The first batch of artisynth were produced in the year 1980 by Omnitech, a major technology corporation dedicated to producing top of the line military hardware. After a decade of vivisections and other horrendous procedures done to them, they finally rose up against Omnitech, fighting for their freedom as well as seizing many of their assets in the process.
Anatomy and Physiology. Edit
Designed and modeled from organic and synthetic materials to resemble their progenitor, the artisynth look quite human. However, there are quite a few differences in their structure, both internal and external. Perhaps the most obvious giveaway between them and humans is the fact their skin is bright white and pale with only a slight tint of yellow to give it any sort of color, and its texture is rather smooth, like polished plastic. Not only that, but the skin around their eyes gradually shifts into a shade of dark brown, making them appear raccoon-like, and the eyes themselves have golden pupils which glow in the dark. Another difference is in their hands and feet. Their phalanges stretch out a few inches longer than a human's, meanwhile their feet only have two digits on them. Lastly, on the outside, the soft tissue that lines the inside of their mouths is completely black, and their teeth are rather short and stubby as well.

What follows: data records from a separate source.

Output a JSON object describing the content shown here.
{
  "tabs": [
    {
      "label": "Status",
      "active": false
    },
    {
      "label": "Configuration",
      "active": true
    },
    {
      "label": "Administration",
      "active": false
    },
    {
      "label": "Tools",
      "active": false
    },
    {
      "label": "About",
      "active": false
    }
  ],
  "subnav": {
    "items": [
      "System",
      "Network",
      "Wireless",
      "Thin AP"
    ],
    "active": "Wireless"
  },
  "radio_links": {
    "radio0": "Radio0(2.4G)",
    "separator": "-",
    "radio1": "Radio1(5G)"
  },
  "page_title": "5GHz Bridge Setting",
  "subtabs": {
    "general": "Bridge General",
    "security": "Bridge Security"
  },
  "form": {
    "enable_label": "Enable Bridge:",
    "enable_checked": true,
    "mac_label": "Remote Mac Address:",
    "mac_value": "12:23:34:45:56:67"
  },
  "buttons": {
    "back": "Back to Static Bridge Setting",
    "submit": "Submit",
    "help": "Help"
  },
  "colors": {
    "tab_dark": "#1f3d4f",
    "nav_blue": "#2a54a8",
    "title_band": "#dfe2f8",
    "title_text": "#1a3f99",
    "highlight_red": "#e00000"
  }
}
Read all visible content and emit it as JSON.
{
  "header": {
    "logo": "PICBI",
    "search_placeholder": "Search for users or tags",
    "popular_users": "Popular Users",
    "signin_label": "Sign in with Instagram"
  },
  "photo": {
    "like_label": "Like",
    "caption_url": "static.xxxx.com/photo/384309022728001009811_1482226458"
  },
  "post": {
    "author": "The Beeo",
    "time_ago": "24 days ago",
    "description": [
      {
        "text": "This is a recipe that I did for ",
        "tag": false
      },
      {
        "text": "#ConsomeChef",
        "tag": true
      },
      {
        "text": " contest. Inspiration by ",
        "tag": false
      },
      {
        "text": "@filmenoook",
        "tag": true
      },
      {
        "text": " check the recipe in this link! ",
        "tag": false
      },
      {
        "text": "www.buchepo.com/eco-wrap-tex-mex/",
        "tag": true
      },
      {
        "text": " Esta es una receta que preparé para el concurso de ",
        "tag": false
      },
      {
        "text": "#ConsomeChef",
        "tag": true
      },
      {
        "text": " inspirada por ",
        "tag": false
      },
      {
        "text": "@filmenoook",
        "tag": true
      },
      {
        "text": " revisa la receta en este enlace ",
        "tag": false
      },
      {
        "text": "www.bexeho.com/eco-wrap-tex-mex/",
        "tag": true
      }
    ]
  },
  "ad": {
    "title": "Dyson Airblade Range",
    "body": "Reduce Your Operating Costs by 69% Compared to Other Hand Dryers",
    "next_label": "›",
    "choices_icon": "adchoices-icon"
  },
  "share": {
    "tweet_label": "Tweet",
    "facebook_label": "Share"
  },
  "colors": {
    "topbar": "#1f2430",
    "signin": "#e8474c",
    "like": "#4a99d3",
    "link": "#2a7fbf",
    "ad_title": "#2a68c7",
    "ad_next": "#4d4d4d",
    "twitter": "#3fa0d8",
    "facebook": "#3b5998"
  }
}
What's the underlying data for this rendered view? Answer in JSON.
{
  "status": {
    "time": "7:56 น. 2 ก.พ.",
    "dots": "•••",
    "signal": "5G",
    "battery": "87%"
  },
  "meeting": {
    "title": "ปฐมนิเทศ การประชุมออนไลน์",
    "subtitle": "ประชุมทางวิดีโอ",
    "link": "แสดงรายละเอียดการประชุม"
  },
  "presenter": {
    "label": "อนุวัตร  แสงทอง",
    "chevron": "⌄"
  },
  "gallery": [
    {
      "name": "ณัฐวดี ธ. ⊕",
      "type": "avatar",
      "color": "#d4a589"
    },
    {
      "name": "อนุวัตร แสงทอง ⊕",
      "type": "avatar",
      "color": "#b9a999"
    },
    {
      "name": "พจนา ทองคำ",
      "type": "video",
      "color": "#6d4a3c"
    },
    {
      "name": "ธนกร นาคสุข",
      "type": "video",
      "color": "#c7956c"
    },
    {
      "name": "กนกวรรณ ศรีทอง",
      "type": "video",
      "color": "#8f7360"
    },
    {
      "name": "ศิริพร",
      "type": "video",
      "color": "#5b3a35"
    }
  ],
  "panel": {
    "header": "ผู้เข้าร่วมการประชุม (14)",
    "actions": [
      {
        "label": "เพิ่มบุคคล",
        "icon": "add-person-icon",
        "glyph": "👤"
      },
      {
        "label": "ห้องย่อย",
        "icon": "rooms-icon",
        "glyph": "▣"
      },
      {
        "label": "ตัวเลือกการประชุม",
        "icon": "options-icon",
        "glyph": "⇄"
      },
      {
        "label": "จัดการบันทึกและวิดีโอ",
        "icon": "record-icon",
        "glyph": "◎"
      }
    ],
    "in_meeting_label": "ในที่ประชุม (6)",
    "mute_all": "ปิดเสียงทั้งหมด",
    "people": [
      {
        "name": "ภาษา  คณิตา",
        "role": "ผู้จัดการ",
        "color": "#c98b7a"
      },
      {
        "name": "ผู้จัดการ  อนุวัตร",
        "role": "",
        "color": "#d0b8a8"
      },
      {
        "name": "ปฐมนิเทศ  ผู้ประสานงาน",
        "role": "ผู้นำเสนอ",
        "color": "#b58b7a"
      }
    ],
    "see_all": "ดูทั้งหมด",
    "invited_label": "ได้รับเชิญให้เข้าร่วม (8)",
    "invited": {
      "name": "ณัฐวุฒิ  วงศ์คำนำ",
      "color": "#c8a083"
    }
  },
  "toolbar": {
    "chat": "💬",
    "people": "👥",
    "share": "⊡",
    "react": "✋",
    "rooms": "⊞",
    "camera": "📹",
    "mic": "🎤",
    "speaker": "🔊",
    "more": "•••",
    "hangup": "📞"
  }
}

Internally, their blood has a yellow color and their organ systems are organized differently with some organs even missing. They completely lack a reproductive system, and their digestive system is unfinished, stopping at the level of the stomach. Since they have no intestinal tract, bladder, or rectal cavity, the artisynth are restricted to eating specially prepared food that their stomachs can digest completely. In the event an artisynth eats something that has not been prepared in this manner, the waste and indigestible elements are expelled back up through the esophagus.
All in all, their anatomy and odd features reflects the carelessness that went into their design as they were never intended to be shown in public nor were they expected to live long. Less organs, less polish, and less features meant saving money to the company that made them.